During the 10 years from 2001 to 2010, the rate of fatal child traffic crashes involving a drunk driver declined by 41 percent. The majority of these crashes occurred during the evening hours and involved at least one vehicle. In most cases, the drinking driver was the child’s parent or caregiver. However, nearly half of the child traffic deaths were attributed to a child passenger riding with an impaired driver. This is a serious concern because these drivers are at greater risk of being in a crash because of their impaired driving and because they are less likely to use appropriate safety restraints.
The drinking driver was more likely to have a previous license suspension or conviction for driving while intoxicated than a non-drinking driver. In addition, one-third of alcohol-impaired drivers did not have a valid driver’s license at the time of the crash.
The study found that a quarter of all child traffic fatalities involve an alcohol-impaired driver. However, this rate varied widely by state. The highest child death rate occurred in South Dakota. The lowest was in New Jersey. The rate of child passenger deaths was higher in states that enforce higher alcohol limits. The risk of these deaths also varies by age. During the decade, the percentage of child passenger deaths involving a drunk driver was significantly higher for teenagers than for younger children.

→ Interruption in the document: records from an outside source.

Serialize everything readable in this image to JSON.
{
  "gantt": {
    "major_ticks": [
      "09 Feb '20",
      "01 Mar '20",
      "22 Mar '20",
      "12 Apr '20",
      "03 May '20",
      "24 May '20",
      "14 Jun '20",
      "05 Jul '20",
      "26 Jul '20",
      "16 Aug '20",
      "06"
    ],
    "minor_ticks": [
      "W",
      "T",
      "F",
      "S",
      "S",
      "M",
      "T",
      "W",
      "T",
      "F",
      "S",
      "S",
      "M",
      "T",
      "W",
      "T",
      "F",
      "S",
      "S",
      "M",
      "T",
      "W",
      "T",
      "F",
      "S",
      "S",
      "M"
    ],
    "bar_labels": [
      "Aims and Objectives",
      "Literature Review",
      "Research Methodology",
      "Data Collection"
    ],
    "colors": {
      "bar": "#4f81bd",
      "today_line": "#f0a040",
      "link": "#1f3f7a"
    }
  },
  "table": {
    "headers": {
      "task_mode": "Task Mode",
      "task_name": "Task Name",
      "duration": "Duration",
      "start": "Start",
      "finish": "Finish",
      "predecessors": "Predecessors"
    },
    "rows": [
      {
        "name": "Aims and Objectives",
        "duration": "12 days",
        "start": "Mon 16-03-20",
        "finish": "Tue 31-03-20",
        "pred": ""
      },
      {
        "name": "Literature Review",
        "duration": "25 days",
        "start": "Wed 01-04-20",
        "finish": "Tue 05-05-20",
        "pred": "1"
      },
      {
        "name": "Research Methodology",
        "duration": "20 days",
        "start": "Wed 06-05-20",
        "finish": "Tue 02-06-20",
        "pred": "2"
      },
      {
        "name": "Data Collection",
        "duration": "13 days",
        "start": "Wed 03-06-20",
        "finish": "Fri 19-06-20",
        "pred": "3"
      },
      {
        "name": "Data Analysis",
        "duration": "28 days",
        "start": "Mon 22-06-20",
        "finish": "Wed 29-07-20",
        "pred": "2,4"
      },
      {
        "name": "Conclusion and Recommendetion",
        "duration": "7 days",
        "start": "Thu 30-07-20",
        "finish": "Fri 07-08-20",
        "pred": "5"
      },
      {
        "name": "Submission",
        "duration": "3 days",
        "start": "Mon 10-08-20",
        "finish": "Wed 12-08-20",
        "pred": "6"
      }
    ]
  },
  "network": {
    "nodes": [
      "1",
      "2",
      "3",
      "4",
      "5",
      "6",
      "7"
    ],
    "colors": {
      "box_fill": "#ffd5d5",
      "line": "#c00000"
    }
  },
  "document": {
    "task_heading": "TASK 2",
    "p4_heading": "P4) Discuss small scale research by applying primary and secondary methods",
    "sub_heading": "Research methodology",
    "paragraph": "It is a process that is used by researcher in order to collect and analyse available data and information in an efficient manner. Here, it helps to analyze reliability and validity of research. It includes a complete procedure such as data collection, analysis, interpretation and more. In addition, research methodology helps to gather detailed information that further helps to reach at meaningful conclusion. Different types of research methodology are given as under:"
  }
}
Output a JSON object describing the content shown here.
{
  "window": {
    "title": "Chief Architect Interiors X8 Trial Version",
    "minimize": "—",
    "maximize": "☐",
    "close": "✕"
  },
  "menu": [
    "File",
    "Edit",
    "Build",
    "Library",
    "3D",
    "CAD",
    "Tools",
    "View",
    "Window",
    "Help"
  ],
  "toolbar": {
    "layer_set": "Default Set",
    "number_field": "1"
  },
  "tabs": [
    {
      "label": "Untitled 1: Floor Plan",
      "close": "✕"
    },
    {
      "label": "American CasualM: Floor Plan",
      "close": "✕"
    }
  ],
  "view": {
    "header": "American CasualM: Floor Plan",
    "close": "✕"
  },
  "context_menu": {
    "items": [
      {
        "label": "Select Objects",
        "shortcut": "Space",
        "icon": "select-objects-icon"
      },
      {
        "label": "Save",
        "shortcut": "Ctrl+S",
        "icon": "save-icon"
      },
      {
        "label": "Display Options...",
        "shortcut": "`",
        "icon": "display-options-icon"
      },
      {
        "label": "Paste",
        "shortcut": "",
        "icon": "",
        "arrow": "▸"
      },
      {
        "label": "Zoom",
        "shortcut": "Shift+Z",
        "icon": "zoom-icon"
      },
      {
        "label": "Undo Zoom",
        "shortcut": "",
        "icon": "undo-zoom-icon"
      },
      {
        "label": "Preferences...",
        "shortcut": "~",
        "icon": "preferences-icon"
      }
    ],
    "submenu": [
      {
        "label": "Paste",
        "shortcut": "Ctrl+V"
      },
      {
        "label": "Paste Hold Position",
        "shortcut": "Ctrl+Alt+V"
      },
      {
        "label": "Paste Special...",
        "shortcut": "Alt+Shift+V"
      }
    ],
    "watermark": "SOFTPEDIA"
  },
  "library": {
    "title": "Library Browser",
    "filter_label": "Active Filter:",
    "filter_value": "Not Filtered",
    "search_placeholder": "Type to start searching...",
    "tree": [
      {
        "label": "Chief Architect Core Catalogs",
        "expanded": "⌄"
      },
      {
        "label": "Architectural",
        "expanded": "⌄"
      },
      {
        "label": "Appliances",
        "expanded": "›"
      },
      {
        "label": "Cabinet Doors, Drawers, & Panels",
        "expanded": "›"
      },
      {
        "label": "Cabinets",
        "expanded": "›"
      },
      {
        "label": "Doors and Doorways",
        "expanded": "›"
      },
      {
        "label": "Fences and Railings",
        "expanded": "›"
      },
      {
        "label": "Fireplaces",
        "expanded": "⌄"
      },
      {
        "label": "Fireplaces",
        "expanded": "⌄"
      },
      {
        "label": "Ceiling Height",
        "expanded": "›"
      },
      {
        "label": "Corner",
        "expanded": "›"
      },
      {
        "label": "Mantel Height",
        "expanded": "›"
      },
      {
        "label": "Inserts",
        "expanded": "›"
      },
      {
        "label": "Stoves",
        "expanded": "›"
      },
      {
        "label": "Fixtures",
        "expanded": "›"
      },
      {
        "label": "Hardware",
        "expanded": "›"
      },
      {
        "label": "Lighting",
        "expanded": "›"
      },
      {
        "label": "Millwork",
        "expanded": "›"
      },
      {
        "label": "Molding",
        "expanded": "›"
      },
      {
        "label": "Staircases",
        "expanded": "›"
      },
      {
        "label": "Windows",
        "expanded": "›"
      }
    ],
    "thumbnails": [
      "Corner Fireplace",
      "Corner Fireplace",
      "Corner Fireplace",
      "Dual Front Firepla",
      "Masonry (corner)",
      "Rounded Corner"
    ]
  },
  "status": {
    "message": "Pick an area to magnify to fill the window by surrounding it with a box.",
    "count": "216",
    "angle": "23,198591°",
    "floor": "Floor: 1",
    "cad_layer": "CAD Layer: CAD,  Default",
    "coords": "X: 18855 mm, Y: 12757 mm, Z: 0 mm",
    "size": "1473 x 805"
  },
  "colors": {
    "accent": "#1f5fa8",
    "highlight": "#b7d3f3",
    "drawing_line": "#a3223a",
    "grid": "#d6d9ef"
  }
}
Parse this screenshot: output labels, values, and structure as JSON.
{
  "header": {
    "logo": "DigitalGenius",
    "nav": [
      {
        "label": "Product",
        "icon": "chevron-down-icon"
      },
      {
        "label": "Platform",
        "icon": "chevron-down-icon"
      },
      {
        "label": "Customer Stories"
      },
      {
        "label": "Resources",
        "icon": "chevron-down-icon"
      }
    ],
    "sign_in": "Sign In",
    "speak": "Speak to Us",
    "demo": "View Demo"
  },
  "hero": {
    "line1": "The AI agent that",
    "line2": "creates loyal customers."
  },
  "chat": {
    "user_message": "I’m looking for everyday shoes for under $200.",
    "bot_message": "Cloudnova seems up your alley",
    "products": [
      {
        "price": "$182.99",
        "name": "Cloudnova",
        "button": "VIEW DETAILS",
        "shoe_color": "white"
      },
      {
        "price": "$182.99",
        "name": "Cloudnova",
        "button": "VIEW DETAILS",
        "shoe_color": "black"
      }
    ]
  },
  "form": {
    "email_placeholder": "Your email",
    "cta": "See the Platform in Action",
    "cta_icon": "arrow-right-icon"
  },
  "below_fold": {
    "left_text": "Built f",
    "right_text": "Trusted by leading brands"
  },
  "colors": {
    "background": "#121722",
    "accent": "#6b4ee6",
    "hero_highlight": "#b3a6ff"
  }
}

The number of child passengers who died in crashes involving a drunk drivers during the decade decreased by more than a quarter, and the risk of these deaths decreased even more when a child was younger. The overall number of child passengers who were injured in these crashes increased by more than a quarter. This could be due to the increase in the use of child seatbelts. Alternatively, the decline in the rate of child passenger deaths with a drunk driver could be a result of campaigns against drinking and driving.
The data was obtained through an anonymous, confidential, online survey of child health professionals. The National Highway Traffic Safety Administration, which maintains the FARS, provided statistical information. The researchers interpreted the findings and analyzed the data to identify state-specific patterns that may influence prevention efforts.